As we descend deeper into the cold clutches of winter, the art of layering is set to undergo another renaissance, as the dapper denizens of Australia trade out their tees for turtlenecks and trench coats.
While layering is neither a foreign or particularly new concept, it has become a key focus for the fashion industry in recent years. At its core, layering is the act of building a structured, multi-layered look, starting with a base, middle and outer shell. The main difference between ‘layering’ and just throwing on an old jumper, is the intention to create a cohesive look, while avoiding the comparison to Mr Poppin’ Fresh.
Below discover the key elements of creating a top-notch layered look.
Layering from the Ground Up
Between coats, jackets, jumpers, shirts and the plethora of styles, fabric and weights, creating a cohesive and stylish look can sometimes become a daunting task. Save yourself a massive headache (and potentially a severe case of hypothermia) by thinking about the where, when and why of what you’re wearing.

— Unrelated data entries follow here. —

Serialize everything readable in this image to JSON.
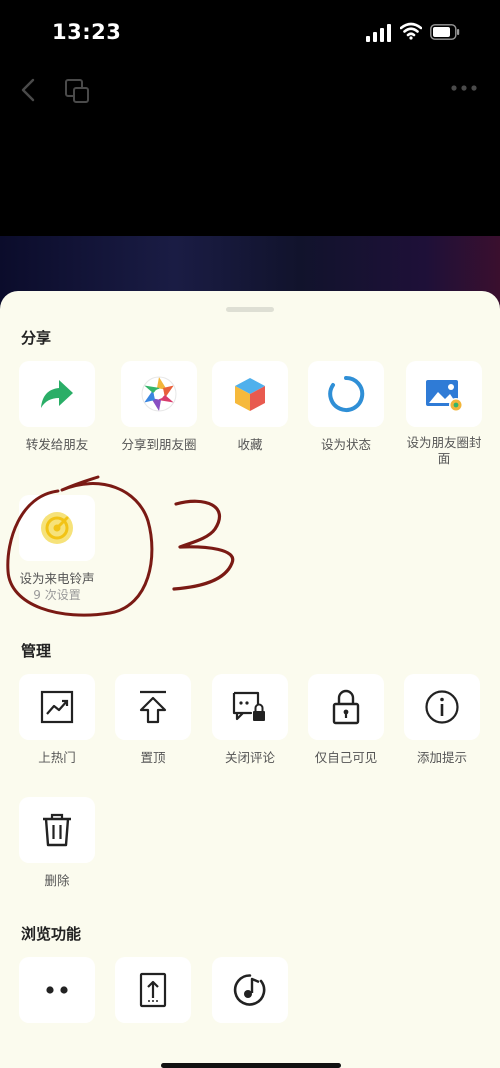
{
  "status_bar": {
    "time": "13:23"
  },
  "sections": {
    "share": {
      "title": "分享",
      "items": [
        {
          "label": "转发给朋友",
          "icon": "forward-arrow-icon"
        },
        {
          "label": "分享到朋友圈",
          "icon": "moments-aperture-icon"
        },
        {
          "label": "收藏",
          "icon": "favorite-cube-icon"
        },
        {
          "label": "设为状态",
          "icon": "status-ring-icon"
        },
        {
          "label": "设为朋友圈封面",
          "icon": "moments-cover-icon"
        },
        {
          "label": "设为来电铃声",
          "sub_label": "9 次设置",
          "icon": "ringtone-icon"
        }
      ]
    },
    "manage": {
      "title": "管理",
      "items": [
        {
          "label": "上热门",
          "icon": "trending-chart-icon"
        },
        {
          "label": "置顶",
          "icon": "pin-top-icon"
        },
        {
          "label": "关闭评论",
          "icon": "comment-lock-icon"
        },
        {
          "label": "仅自己可见",
          "icon": "padlock-icon"
        },
        {
          "label": "添加提示",
          "icon": "info-icon"
        },
        {
          "label": "删除",
          "icon": "trash-icon"
        }
      ]
    },
    "browse": {
      "title": "浏览功能",
      "items": [
        {
          "icon": "two-dots-icon"
        },
        {
          "icon": "upload-document-icon"
        },
        {
          "icon": "music-disc-icon"
        }
      ]
    }
  },
  "annotation": {
    "handwritten_text": "3"
  },
  "colors": {
    "sheet_bg": "#fbfbee",
    "share_green": "#2aae67",
    "scribble_red": "#7a1a14"
  }
}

Layering is a functional fashion statement that is often dictated by the weather – Garden parties in the middle of winter call for mulled wine, woolen knits and big overcoats (you can find some here).
Foire into Fabrics
As each new layer gets added to an outfit, fabric clashing can often become an oversight even the most seasoned seasonal strategist can omit. This is not to say you shouldn’t mix fabrics, in fact, it’s quite the opposite. Homogenising fabric or colour can lead to devastating, denim-clad results like Justin and Britney’s appearance the 2001 AMA’s.
Instead, work with complementary tones and textiles while separating your layers through texture. As a rule of thumb, if you're going to use multiple layers of the same colour, start with the lightest shade at the base and work backwards.
The Marshmallow Effect
Traditionally worn by sailors, cable and heavy knit jumpers have seen an unprecedented rise in popularity in the past couple of years. While good news for the arctic explorer looking to blend in, this has also resulted in many men stuffing heavy knits under their tailored wear, causing undue stress to the seams and structure of the jacket.
Over layering can also create a 'Michelin Man-like' form. Instead try layering with a thin, but dense pullover made from natural fabrics like cashmere or pure wool – If it can keep a goat or sheep alive in the mountains, it’s good enough for us.
Head on over to our website and start building up the ultimate layered look.